BACKGROUND: Reduced kidney function is associated with an increased risk of cancer; however, it is unclear if cancer increases the risk of kidney failure with replacement therapy (KFRT). Assessed the risk of KFRT among patients with various types of cancer collectively and with specific types of cancer. A total of 2,473,095 participants with (n = 824,365) or without (n = 1,648,730) cancer registered in the Korean National Health Insurance Service database.
DETAILS: For each patient with cancer, 2 controls matched for age, sex, estimated glomerular filtration rate, diabetes, and hypertension were included. To address the competing risk of death, a competing risk survival analysis was conducted using the Fine and Gray method. Occurrence of KFRT was higher in patients with cancer than in controls without cancer (incidence rates of 1.07 vs 0.51 cases per 1,000 person-years). Competing risk analysis showed that cancer was significantly associated with an increased risk of KFRT after adjusting for other potential predictors (adjusted hazard ratio, 2.29 [95% CI, 2.20-2.39]). Multiple myeloma, leukemia, lymphoma, and kidney, ovarian, and liver cancer were most significantly associated with an increased KFRT risk, with multiple myeloma conferring the highest risk across age and sex groups. All subgroups of patients with cancer (based on age, sex, smoking, alcohol, exercise, obesity, and comorbid conditions) exhibited a higher risk of KFRT.
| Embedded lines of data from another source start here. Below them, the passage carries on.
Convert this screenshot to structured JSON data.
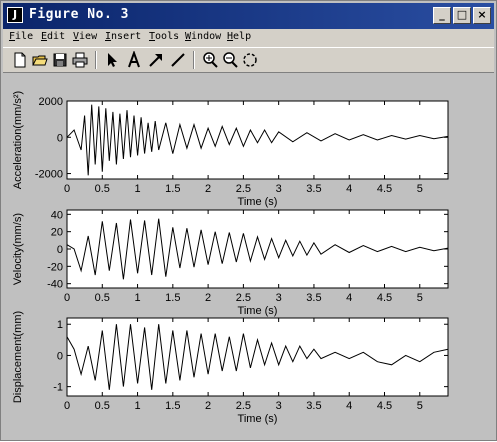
{
  "window": {
    "title": "Figure No. 3",
    "app_icon": "matlab-figure-icon",
    "controls": [
      "minimize-icon",
      "maximize-icon",
      "close-icon"
    ]
  },
  "menubar": {
    "items": [
      {
        "label": "File",
        "accel": "F"
      },
      {
        "label": "Edit",
        "accel": "E"
      },
      {
        "label": "View",
        "accel": "V"
      },
      {
        "label": "Insert",
        "accel": "I"
      },
      {
        "label": "Tools",
        "accel": "T"
      },
      {
        "label": "Window",
        "accel": "W"
      },
      {
        "label": "Help",
        "accel": "H"
      }
    ]
  },
  "toolbar": {
    "buttons": [
      "new-file-icon",
      "open-folder-icon",
      "save-icon",
      "print-icon",
      "select-arrow-icon",
      "insert-text-icon",
      "insert-arrow-icon",
      "insert-line-icon",
      "zoom-in-icon",
      "zoom-out-icon",
      "rotate-3d-icon"
    ]
  },
  "colors": {
    "title_bar": "#0a246a",
    "figure_bg": "#c0c0c0",
    "axes_bg": "#ffffff",
    "line": "#000000"
  },
  "chart_data": [
    {
      "type": "line",
      "ylabel": "Acceleration(mm/s²)",
      "xlabel": "Time (s)",
      "xlim": [
        0,
        5.4
      ],
      "ylim": [
        -2300,
        2000
      ],
      "yticks": [
        -2000,
        0,
        2000
      ],
      "xticks": [
        0,
        0.5,
        1,
        1.5,
        2,
        2.5,
        3,
        3.5,
        4,
        4.5,
        5
      ],
      "grid": false,
      "series": [
        {
          "x": [
            0,
            0.1,
            0.2,
            0.25,
            0.3,
            0.35,
            0.4,
            0.45,
            0.5,
            0.55,
            0.6,
            0.65,
            0.7,
            0.75,
            0.8,
            0.85,
            0.9,
            0.95,
            1.0,
            1.05,
            1.1,
            1.15,
            1.2,
            1.25,
            1.3,
            1.4,
            1.5,
            1.6,
            1.7,
            1.8,
            1.9,
            2.0,
            2.1,
            2.2,
            2.3,
            2.4,
            2.5,
            2.6,
            2.7,
            2.8,
            2.9,
            3.0,
            3.2,
            3.4,
            3.6,
            3.8,
            4.0,
            4.2,
            4.4,
            4.6,
            4.8,
            5.0,
            5.2,
            5.4
          ],
          "y": [
            0,
            400,
            -700,
            1200,
            -2100,
            1800,
            -1500,
            1700,
            -1900,
            1600,
            -1300,
            1400,
            -1500,
            1300,
            -1200,
            1500,
            -1100,
            1200,
            -1000,
            1100,
            -900,
            800,
            -800,
            900,
            -700,
            800,
            -900,
            700,
            -600,
            700,
            -600,
            500,
            -500,
            600,
            -400,
            500,
            -500,
            400,
            -300,
            400,
            -300,
            300,
            -250,
            250,
            -200,
            200,
            -150,
            150,
            -150,
            100,
            -100,
            100,
            -80,
            50
          ]
        }
      ]
    },
    {
      "type": "line",
      "ylabel": "Velocity(mm/s)",
      "xlabel": "Time (s)",
      "xlim": [
        0,
        5.4
      ],
      "ylim": [
        -45,
        45
      ],
      "yticks": [
        -40,
        -20,
        0,
        20,
        40
      ],
      "xticks": [
        0,
        0.5,
        1,
        1.5,
        2,
        2.5,
        3,
        3.5,
        4,
        4.5,
        5
      ],
      "grid": false,
      "series": [
        {
          "x": [
            0,
            0.1,
            0.2,
            0.3,
            0.4,
            0.5,
            0.6,
            0.7,
            0.8,
            0.9,
            1.0,
            1.1,
            1.2,
            1.3,
            1.4,
            1.5,
            1.6,
            1.7,
            1.8,
            1.9,
            2.0,
            2.1,
            2.2,
            2.3,
            2.4,
            2.5,
            2.6,
            2.7,
            2.8,
            2.9,
            3.0,
            3.1,
            3.2,
            3.3,
            3.4,
            3.5,
            3.6,
            3.8,
            4.0,
            4.2,
            4.4,
            4.6,
            4.8,
            5.0,
            5.2,
            5.4
          ],
          "y": [
            5,
            0,
            -25,
            15,
            -30,
            32,
            -25,
            30,
            -35,
            34,
            -28,
            33,
            -30,
            35,
            -32,
            25,
            -22,
            24,
            -21,
            22,
            -18,
            20,
            -17,
            19,
            -15,
            18,
            -14,
            14,
            -12,
            12,
            -10,
            10,
            -8,
            9,
            -7,
            7,
            -6,
            5,
            -4,
            4,
            -3,
            3,
            -3,
            2,
            -2,
            1
          ]
        }
      ]
    },
    {
      "type": "line",
      "ylabel": "Displacement(mm)",
      "xlabel": "Time (s)",
      "xlim": [
        0,
        5.4
      ],
      "ylim": [
        -1.3,
        1.2
      ],
      "yticks": [
        -1,
        0,
        1
      ],
      "xticks": [
        0,
        0.5,
        1,
        1.5,
        2,
        2.5,
        3,
        3.5,
        4,
        4.5,
        5
      ],
      "grid": false,
      "series": [
        {
          "x": [
            0,
            0.1,
            0.2,
            0.3,
            0.4,
            0.5,
            0.6,
            0.7,
            0.8,
            0.9,
            1.0,
            1.1,
            1.2,
            1.3,
            1.4,
            1.5,
            1.6,
            1.7,
            1.8,
            1.9,
            2.0,
            2.1,
            2.2,
            2.3,
            2.4,
            2.5,
            2.6,
            2.7,
            2.8,
            2.9,
            3.0,
            3.1,
            3.2,
            3.3,
            3.4,
            3.5,
            3.6,
            3.8,
            4.0,
            4.2,
            4.4,
            4.6,
            4.8,
            5.0,
            5.2,
            5.4
          ],
          "y": [
            0.6,
            0.2,
            -0.6,
            0.3,
            -0.8,
            0.8,
            -1.1,
            1.0,
            -1.0,
            1.0,
            -0.9,
            0.9,
            -1.1,
            1.0,
            -0.9,
            0.8,
            -0.8,
            0.8,
            -0.7,
            0.7,
            -0.6,
            0.7,
            -0.5,
            0.6,
            -0.5,
            0.7,
            -0.4,
            0.5,
            -0.3,
            0.4,
            -0.3,
            0.3,
            -0.2,
            0.3,
            -0.1,
            0.2,
            -0.1,
            0.1,
            -0.1,
            0.1,
            -0.2,
            -0.3,
            0.0,
            -0.2,
            0.1,
            0.2
          ]
        }
      ]
    }
  ]
}
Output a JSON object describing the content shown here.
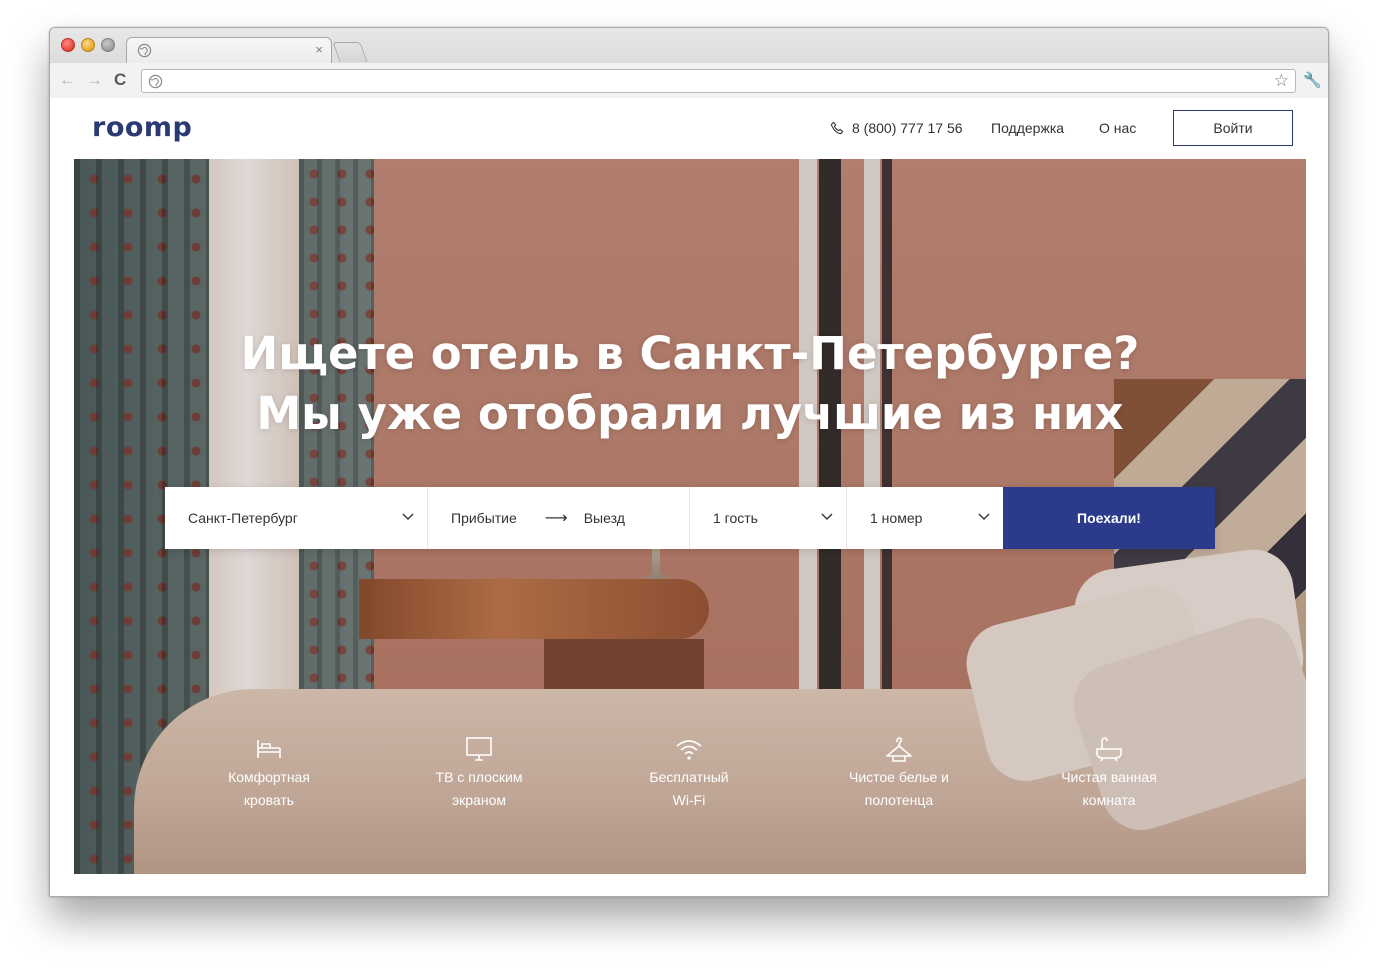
{
  "browser": {
    "tab_close": "×",
    "back": "←",
    "forward": "→",
    "reload": "C",
    "star": "☆",
    "wrench": "🔧"
  },
  "header": {
    "logo": "roomp",
    "phone": "8 (800) 777 17 56",
    "support": "Поддержка",
    "about": "О нас",
    "login": "Войти"
  },
  "hero": {
    "title_line1": "Ищете отель в Санкт-Петербурге?",
    "title_line2": "Мы уже отобрали лучшие из них"
  },
  "search": {
    "city": "Санкт-Петербург",
    "arrival": "Прибытие",
    "arrow": "⟶",
    "departure": "Выезд",
    "guests": "1 гость",
    "rooms": "1 номер",
    "submit": "Поехали!"
  },
  "amenities": [
    {
      "icon": "bed-icon",
      "line1": "Комфортная",
      "line2": "кровать"
    },
    {
      "icon": "tv-icon",
      "line1": "ТВ с плоским",
      "line2": "экраном"
    },
    {
      "icon": "wifi-icon",
      "line1": "Бесплатный",
      "line2": "Wi-Fi"
    },
    {
      "icon": "hanger-icon",
      "line1": "Чистое белье и",
      "line2": "полотенца"
    },
    {
      "icon": "bathtub-icon",
      "line1": "Чистая ванная",
      "line2": "комната"
    }
  ],
  "colors": {
    "brand": "#2c3a74",
    "button": "#2c3a8c"
  }
}
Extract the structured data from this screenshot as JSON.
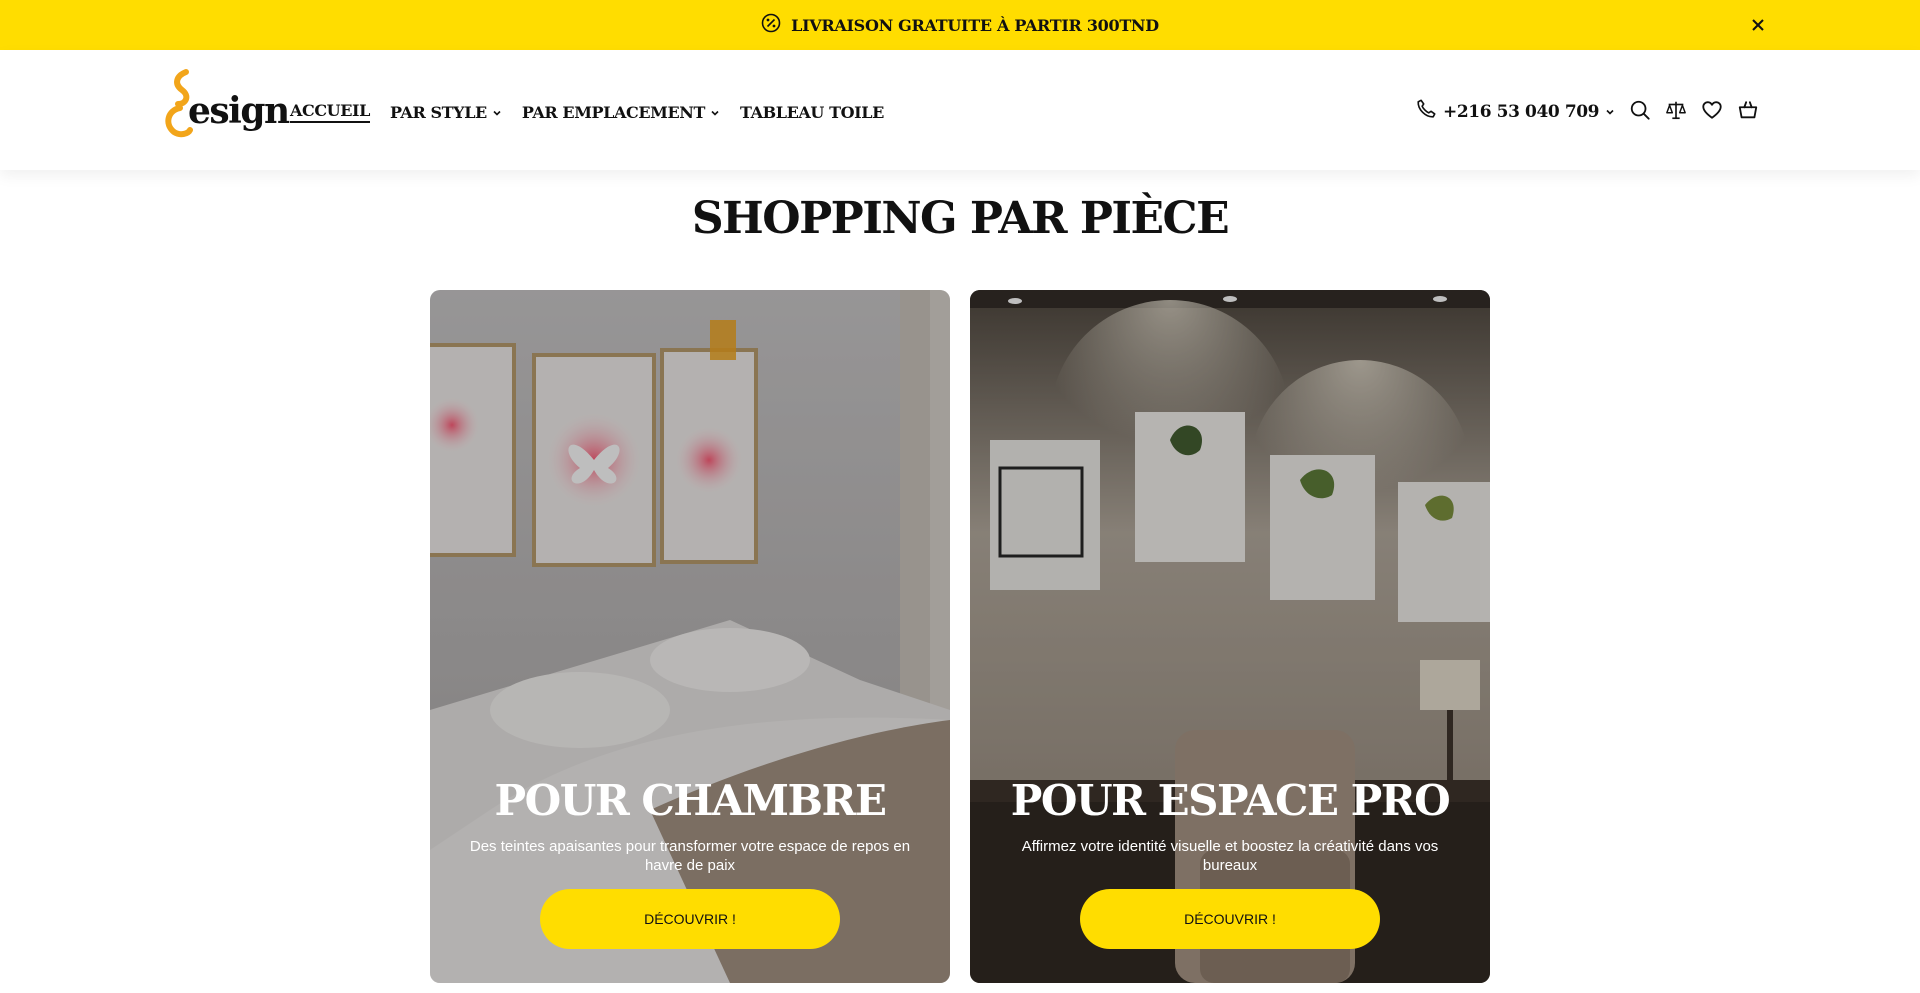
{
  "announcement": {
    "text": "LIVRAISON GRATUITE À PARTIR 300TND",
    "icon": "discount-badge-icon",
    "close_icon": "close-icon"
  },
  "header": {
    "logo_text": "esign",
    "nav": [
      {
        "label": "ACCUEIL",
        "active": true,
        "dropdown": false
      },
      {
        "label": "PAR STYLE",
        "active": false,
        "dropdown": true
      },
      {
        "label": "PAR EMPLACEMENT",
        "active": false,
        "dropdown": true
      },
      {
        "label": "TABLEAU TOILE",
        "active": false,
        "dropdown": false
      }
    ],
    "phone": "+216 53 040 709",
    "icons": [
      "search-icon",
      "compare-icon",
      "wishlist-heart-icon",
      "cart-basket-icon"
    ]
  },
  "section": {
    "title": "SHOPPING PAR PIÈCE",
    "cards": [
      {
        "title": "POUR CHAMBRE",
        "description": "Des teintes apaisantes pour transformer votre espace de repos en havre de paix",
        "button": "DÉCOUVRIR !"
      },
      {
        "title": "POUR ESPACE PRO",
        "description": "Affirmez votre identité visuelle et boostez la créativité dans vos bureaux",
        "button": "DÉCOUVRIR !"
      }
    ]
  },
  "colors": {
    "accent_yellow": "#FFDD00",
    "logo_orange": "#F2A51A",
    "text_dark": "#111111"
  }
}
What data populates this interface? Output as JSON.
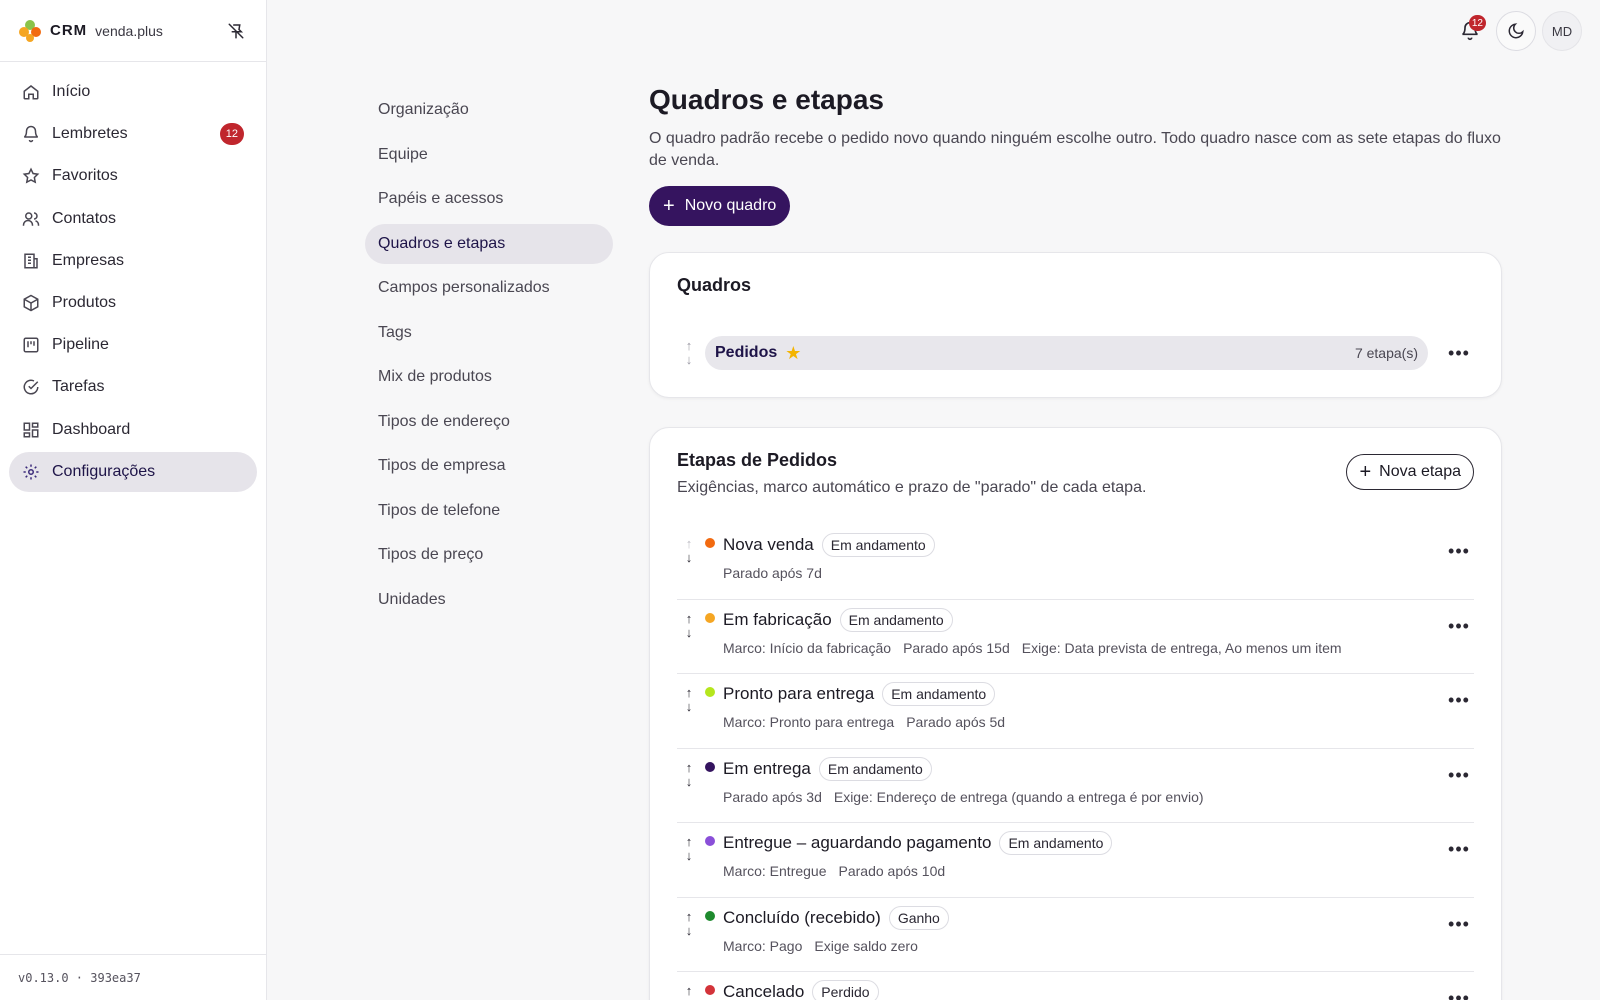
{
  "brand": {
    "name": "CRM",
    "domain": "venda.plus"
  },
  "sidebar": {
    "items": [
      {
        "label": "Início",
        "icon": "home-icon"
      },
      {
        "label": "Lembretes",
        "icon": "bell-icon",
        "badge": "12"
      },
      {
        "label": "Favoritos",
        "icon": "star-icon"
      },
      {
        "label": "Contatos",
        "icon": "users-icon"
      },
      {
        "label": "Empresas",
        "icon": "building-icon"
      },
      {
        "label": "Produtos",
        "icon": "box-icon"
      },
      {
        "label": "Pipeline",
        "icon": "kanban-icon"
      },
      {
        "label": "Tarefas",
        "icon": "check-circle-icon"
      },
      {
        "label": "Dashboard",
        "icon": "dashboard-icon"
      },
      {
        "label": "Configurações",
        "icon": "gear-icon",
        "active": true
      }
    ],
    "version": "v0.13.0 · 393ea37"
  },
  "topbar": {
    "notifications_count": "12",
    "avatar_initials": "MD"
  },
  "settings_nav": {
    "items": [
      "Organização",
      "Equipe",
      "Papéis e acessos",
      "Quadros e etapas",
      "Campos personalizados",
      "Tags",
      "Mix de produtos",
      "Tipos de endereço",
      "Tipos de empresa",
      "Tipos de telefone",
      "Tipos de preço",
      "Unidades"
    ],
    "active": "Quadros e etapas"
  },
  "main": {
    "title": "Quadros e etapas",
    "description": "O quadro padrão recebe o pedido novo quando ninguém escolhe outro. Todo quadro nasce com as sete etapas do fluxo de venda.",
    "new_board_label": "Novo quadro",
    "boards_card": {
      "title": "Quadros",
      "boards": [
        {
          "name": "Pedidos",
          "default": true,
          "count": "7 etapa(s)"
        }
      ]
    },
    "stages_card": {
      "title": "Etapas de Pedidos",
      "subtitle": "Exigências, marco automático e prazo de \"parado\" de cada etapa.",
      "new_stage_label": "Nova etapa",
      "stages": [
        {
          "name": "Nova venda",
          "status": "Em andamento",
          "color": "#f26a10",
          "meta": [
            "Parado após 7d"
          ]
        },
        {
          "name": "Em fabricação",
          "status": "Em andamento",
          "color": "#f5a623",
          "meta": [
            "Marco: Início da fabricação",
            "Parado após 15d",
            "Exige: Data prevista de entrega, Ao menos um item"
          ]
        },
        {
          "name": "Pronto para entrega",
          "status": "Em andamento",
          "color": "#b5e61d",
          "meta": [
            "Marco: Pronto para entrega",
            "Parado após 5d"
          ]
        },
        {
          "name": "Em entrega",
          "status": "Em andamento",
          "color": "#35145f",
          "meta": [
            "Parado após 3d",
            "Exige: Endereço de entrega (quando a entrega é por envio)"
          ]
        },
        {
          "name": "Entregue – aguardando pagamento",
          "status": "Em andamento",
          "color": "#8a4fd8",
          "meta": [
            "Marco: Entregue",
            "Parado após 10d"
          ]
        },
        {
          "name": "Concluído (recebido)",
          "status": "Ganho",
          "color": "#1e8a2e",
          "meta": [
            "Marco: Pago",
            "Exige saldo zero"
          ]
        },
        {
          "name": "Cancelado",
          "status": "Perdido",
          "color": "#d3333a",
          "meta": []
        }
      ]
    }
  }
}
Copyright © Elsevier Ltd. All rights reserved.
Source: Chang, S. K., Bongseong. K., Sang, H. S., et al. (2022). Risk of Kidney Failure in Patients With Cancer: A South Korean Population-Based Cohort Study. Am J Kidney Dis. 2022; 79(4): 507-517. Published: April, 2022. DOI: 10.1053/j.ajkd.2021.06.024.